27.08.2018 | Blog Legal Tech: How lawyers benefit from digitisation
Digitisation has by no means left the legal sector unscathed. The term “Legal Tech”, which is made up of “Legal Services” and “Technology”, includes all software and online services that help specialist lawyers in their daily work. This concerns topics such as matter management, document management, legal spend analytics, compliance management, e-billing and last but not least contract analytics. More and more law firms are cooperating with technology companies today. Legal departments of large corporations work with IT companies to develop new products or afford ever larger IT service departments,
Lawyers and specialist lawyers often have to deal with large quantities of contracts in their day-to-day work, which they have to process quickly and under time pressure. It is important to extract the essential clauses and data points from page-long texts and to interpret them correctly. IT trends such as big data analytics, content analysis, artificial intelligence and machine learning processes are therefore of particular benefit to lawyers and specialist lawyers.
The following three examples illustrate how digitization is driving the work of legal departments:
1.) Due Diligence: Reading and Analysing Contracts
Particularly in due diligence procedures, when companies are up for sale, lawyers have to work through large quantities of contracts such as employment contracts, rental contracts or other agreements. Depending on the size of the company, several thousand contracts can come together and have to be examined. Often it is only a few clauses, formulations or key words that matter.

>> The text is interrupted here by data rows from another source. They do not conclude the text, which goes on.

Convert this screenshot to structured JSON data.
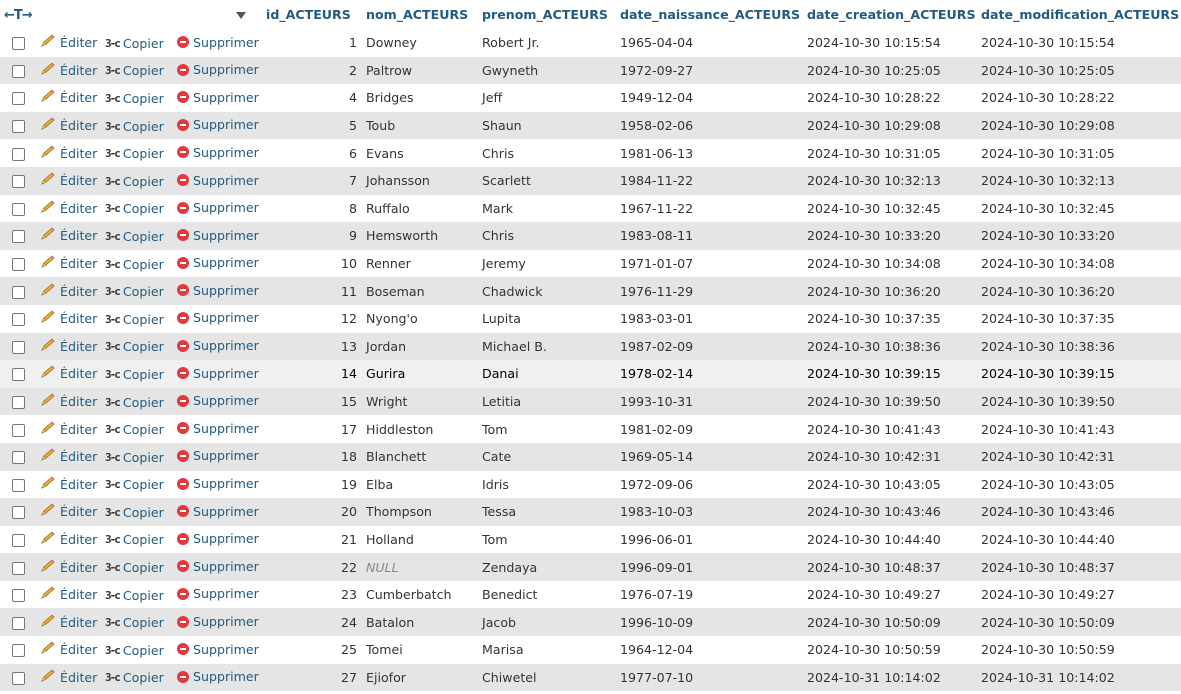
{
  "header": {
    "nav_arrows": "←T→",
    "columns": [
      "id_ACTEURS",
      "nom_ACTEURS",
      "prenom_ACTEURS",
      "date_naissance_ACTEURS",
      "date_creation_ACTEURS",
      "date_modification_ACTEURS"
    ]
  },
  "actions": {
    "edit": "Éditer",
    "copy": "Copier",
    "delete": "Supprimer"
  },
  "rows": [
    {
      "id": "1",
      "nom": "Downey",
      "prenom": "Robert Jr.",
      "naissance": "1965-04-04",
      "creation": "2024-10-30 10:15:54",
      "modification": "2024-10-30 10:15:54"
    },
    {
      "id": "2",
      "nom": "Paltrow",
      "prenom": "Gwyneth",
      "naissance": "1972-09-27",
      "creation": "2024-10-30 10:25:05",
      "modification": "2024-10-30 10:25:05"
    },
    {
      "id": "4",
      "nom": "Bridges",
      "prenom": "Jeff",
      "naissance": "1949-12-04",
      "creation": "2024-10-30 10:28:22",
      "modification": "2024-10-30 10:28:22"
    },
    {
      "id": "5",
      "nom": "Toub",
      "prenom": "Shaun",
      "naissance": "1958-02-06",
      "creation": "2024-10-30 10:29:08",
      "modification": "2024-10-30 10:29:08"
    },
    {
      "id": "6",
      "nom": "Evans",
      "prenom": "Chris",
      "naissance": "1981-06-13",
      "creation": "2024-10-30 10:31:05",
      "modification": "2024-10-30 10:31:05"
    },
    {
      "id": "7",
      "nom": "Johansson",
      "prenom": "Scarlett",
      "naissance": "1984-11-22",
      "creation": "2024-10-30 10:32:13",
      "modification": "2024-10-30 10:32:13"
    },
    {
      "id": "8",
      "nom": "Ruffalo",
      "prenom": "Mark",
      "naissance": "1967-11-22",
      "creation": "2024-10-30 10:32:45",
      "modification": "2024-10-30 10:32:45"
    },
    {
      "id": "9",
      "nom": "Hemsworth",
      "prenom": "Chris",
      "naissance": "1983-08-11",
      "creation": "2024-10-30 10:33:20",
      "modification": "2024-10-30 10:33:20"
    },
    {
      "id": "10",
      "nom": "Renner",
      "prenom": "Jeremy",
      "naissance": "1971-01-07",
      "creation": "2024-10-30 10:34:08",
      "modification": "2024-10-30 10:34:08"
    },
    {
      "id": "11",
      "nom": "Boseman",
      "prenom": "Chadwick",
      "naissance": "1976-11-29",
      "creation": "2024-10-30 10:36:20",
      "modification": "2024-10-30 10:36:20"
    },
    {
      "id": "12",
      "nom": "Nyong'o",
      "prenom": "Lupita",
      "naissance": "1983-03-01",
      "creation": "2024-10-30 10:37:35",
      "modification": "2024-10-30 10:37:35"
    },
    {
      "id": "13",
      "nom": "Jordan",
      "prenom": "Michael B.",
      "naissance": "1987-02-09",
      "creation": "2024-10-30 10:38:36",
      "modification": "2024-10-30 10:38:36"
    },
    {
      "id": "14",
      "nom": "Gurira",
      "prenom": "Danai",
      "naissance": "1978-02-14",
      "creation": "2024-10-30 10:39:15",
      "modification": "2024-10-30 10:39:15"
    },
    {
      "id": "15",
      "nom": "Wright",
      "prenom": "Letitia",
      "naissance": "1993-10-31",
      "creation": "2024-10-30 10:39:50",
      "modification": "2024-10-30 10:39:50"
    },
    {
      "id": "17",
      "nom": "Hiddleston",
      "prenom": "Tom",
      "naissance": "1981-02-09",
      "creation": "2024-10-30 10:41:43",
      "modification": "2024-10-30 10:41:43"
    },
    {
      "id": "18",
      "nom": "Blanchett",
      "prenom": "Cate",
      "naissance": "1969-05-14",
      "creation": "2024-10-30 10:42:31",
      "modification": "2024-10-30 10:42:31"
    },
    {
      "id": "19",
      "nom": "Elba",
      "prenom": "Idris",
      "naissance": "1972-09-06",
      "creation": "2024-10-30 10:43:05",
      "modification": "2024-10-30 10:43:05"
    },
    {
      "id": "20",
      "nom": "Thompson",
      "prenom": "Tessa",
      "naissance": "1983-10-03",
      "creation": "2024-10-30 10:43:46",
      "modification": "2024-10-30 10:43:46"
    },
    {
      "id": "21",
      "nom": "Holland",
      "prenom": "Tom",
      "naissance": "1996-06-01",
      "creation": "2024-10-30 10:44:40",
      "modification": "2024-10-30 10:44:40"
    },
    {
      "id": "22",
      "nom": "NULL",
      "prenom": "Zendaya",
      "naissance": "1996-09-01",
      "creation": "2024-10-30 10:48:37",
      "modification": "2024-10-30 10:48:37"
    },
    {
      "id": "23",
      "nom": "Cumberbatch",
      "prenom": "Benedict",
      "naissance": "1976-07-19",
      "creation": "2024-10-30 10:49:27",
      "modification": "2024-10-30 10:49:27"
    },
    {
      "id": "24",
      "nom": "Batalon",
      "prenom": "Jacob",
      "naissance": "1996-10-09",
      "creation": "2024-10-30 10:50:09",
      "modification": "2024-10-30 10:50:09"
    },
    {
      "id": "25",
      "nom": "Tomei",
      "prenom": "Marisa",
      "naissance": "1964-12-04",
      "creation": "2024-10-30 10:50:59",
      "modification": "2024-10-30 10:50:59"
    },
    {
      "id": "27",
      "nom": "Ejiofor",
      "prenom": "Chiwetel",
      "naissance": "1977-07-10",
      "creation": "2024-10-31 10:14:02",
      "modification": "2024-10-31 10:14:02"
    }
  ]
}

Thanks to modern technology like Legal Tech, lawyers no longer have to work their way through piles of paper and laboriously check each contract individually by printing it out and editing it with highlighters. Contracts that are available in paper form can now be digitized quickly and easily. First, the contracts are scanned. To turn the scanned contract into readable text, OCR technology, which is able to recognize text, even if the contract is only available as an image in JPEG or TIFF format, for example. The contracts, which are now available as readable PDF or Word documents, are then uploaded into so-called virtual data rooms. In these data rooms, specialist lawyers can now work together on the contracts.
Machine learning methods help to classify the large number of contracts and assign them to specific topics. Contract analysis software such as the Contract Analyzer is able to extract the relevant clauses or key points from these contracts and list them clearly for the lawyer, specifying the source of supply. This saves the lawyer the reading of long contracts and also helps him with an initial quick analysis of show stoppers. Even when working through standard contracts, such as employment contracts, the lawyer saves an enormous amount of time because he no longer has to check each contract individually for a specific relevant clause. The software does this for him and lists the contracts and clauses clearly. Using the Contract Analyzer user interface, the lawyer can now check off the individual clauses, comment on them or forward the contract to the colleague for further review.
2.) Fraud Detection: Compliance and E-Discovery
Whether DSGVO (GDPR), Basel III or FCPA – companies must meet a wide range of compliance requirements and guidelines on data protection and data security – otherwise they face severe penalties. Here too, Legal Tech software can help to identify relevant content in contracts or documents and uncover possible weak points. The IntraFind DSGVO Monitor helps, for example, to search through e-mail, ERP, CRM or file systems for personal data, so that compliance officers, data protection officers and the associated IT service units can trace and delete them more quickly and specifically – and also respond promptly in the event of a DSGVO request for information within the four-week period.
E-discovery is about securing electronic evidence in cases of fraud or violations of the law so that it can be used in court later on. For example, corporate counsel may have to check thousands of outboxes and e-mails sent for irregularities or suspicious information. The software is able to cognitively search large amounts of e-mails of a company for certain keywords and concepts and to mark the relevant places. This gives the investigator an overview of where, for example, sensitive data has left a company, what is only possible with intelligent AI methods and goes far beyond classic word recognition in conventional systems.
Lawyers must not only work with large quantities of contracts, but also know as soon as there is a change in the law. As a rule, newsletters from legal publications and certain online portals provide information on such updates. To be informed in real time and independently of newsletter editorships, software like the Change Analyzer helps. The Change Analyzer crawls external data sources such as certain websites and searches them for changes. As soon as a law or regulation has changed, the lawyer is informed.
Conclusion: Legal Tech permeates legal departments
“The machine will replace man – there will be nothing left of many law firms.” The future will not be as gloomy. Despite technological progress, the legal profession will not die out. The extent to which digitisation has affected the legal sector is particularly evident in legal advice: If calculations for family and inheritance law can now be easily carried out using special online tools and online portals provide the necessary text modules for drawing up leases and wills.
Computer programs support the creation of contracts and also the research of information. Artificial intelligence and machine learning procedures help to classify and structure a large number of contracts and extract the relevant clauses. However, Legal Tech cannot and will never replace either legal advice or the legal profession per se. Digitisation relieves lawyers and specialist lawyers of standard tasks, such as reading long contracts, minimises risks arising from human error and ensures that relevant clauses are no longer overlooked. This benefits both the lawyers and the clients.